AIM OF THE TASK
If a line below includes the string "další", copy it.

WORKING DATA
:::::
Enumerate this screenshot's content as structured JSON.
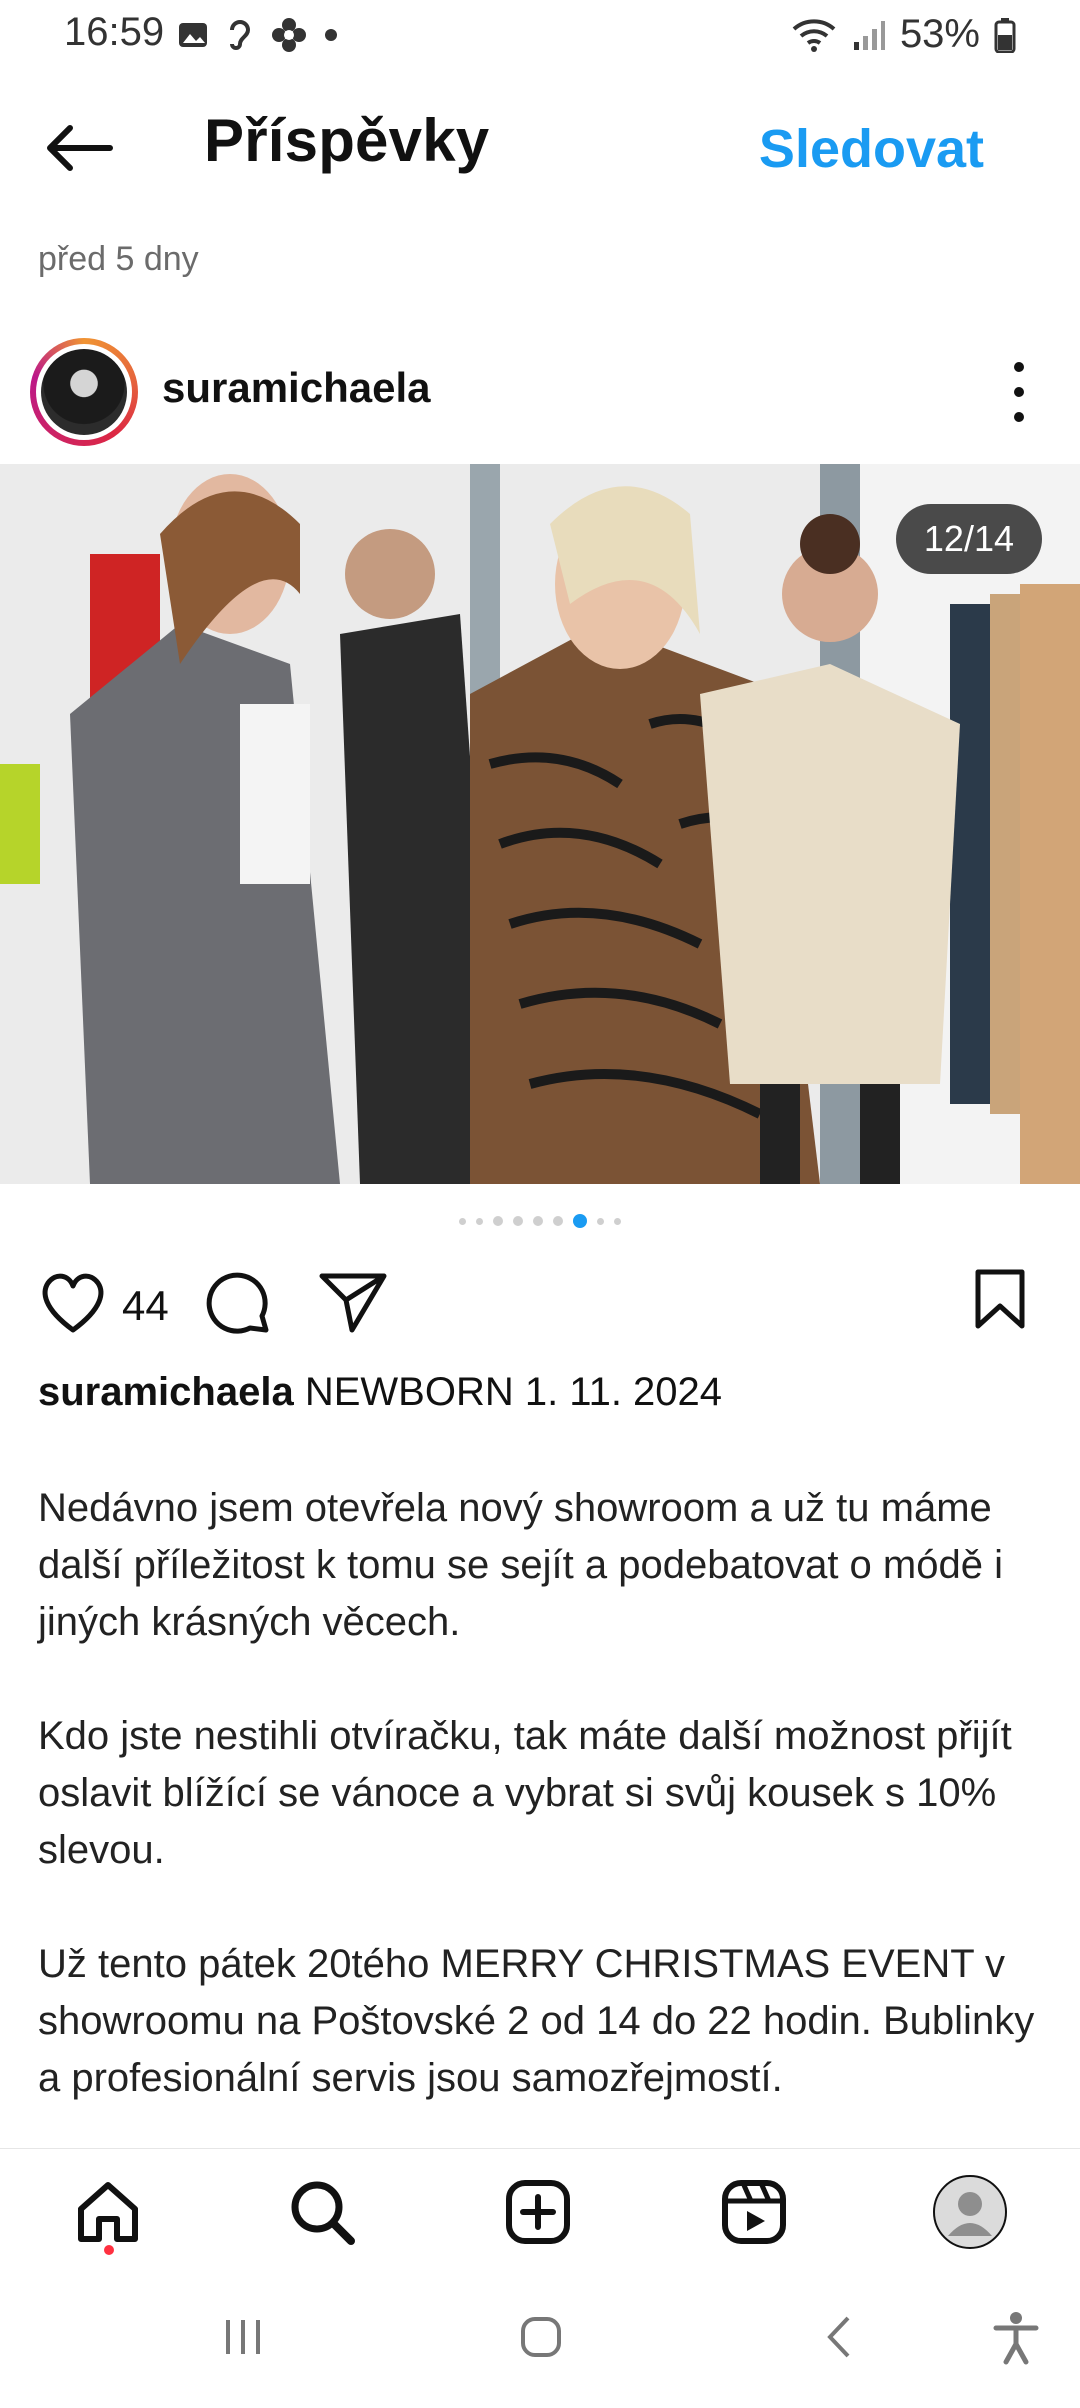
{
  "status_bar": {
    "time": "16:59",
    "battery": "53%",
    "icons_left": [
      "gallery-icon",
      "ear-icon",
      "flower-icon",
      "dot-icon"
    ],
    "icons_right": [
      "wifi-icon",
      "signal-icon",
      "battery-icon"
    ]
  },
  "header": {
    "title": "Příspěvky",
    "follow_label": "Sledovat",
    "back_icon": "arrow-left-icon"
  },
  "post": {
    "time_ago": "před 5 dny",
    "username": "suramichaela",
    "image_counter": "12/14",
    "like_count": "44",
    "caption_headline": "NEWBORN 1. 11. 2024",
    "caption_paragraphs": [
      "Nedávno jsem otevřela nový showroom a už tu máme další příležitost k tomu se sejít a podebatovat o módě i jiných krásných věcech.",
      "Kdo jste nestihli otvíračku, tak máte další možnost přijít oslavit blížící se vánoce a vybrat si svůj kousek s 10% slevou.",
      "Už tento pátek 20tého MERRY CHRISTMAS EVENT v showroomu na Poštovské 2 od 14 do 22 hodin. Bublinky a profesionální servis jsou samozřejmostí."
    ]
  },
  "colors": {
    "accent": "#1A9BF2",
    "notification_dot": "#FF3040"
  }
}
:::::
SOLUTION FOR THIS TASK
      "Nedávno jsem otevřela nový showroom a už tu máme další příležitost k tomu se sejít a podebatovat o módě i jiných krásných věcech.",
      "Kdo jste nestihli otvíračku, tak máte další možnost přijít oslavit blížící se vánoce a vybrat si svůj kousek s 10% slevou.",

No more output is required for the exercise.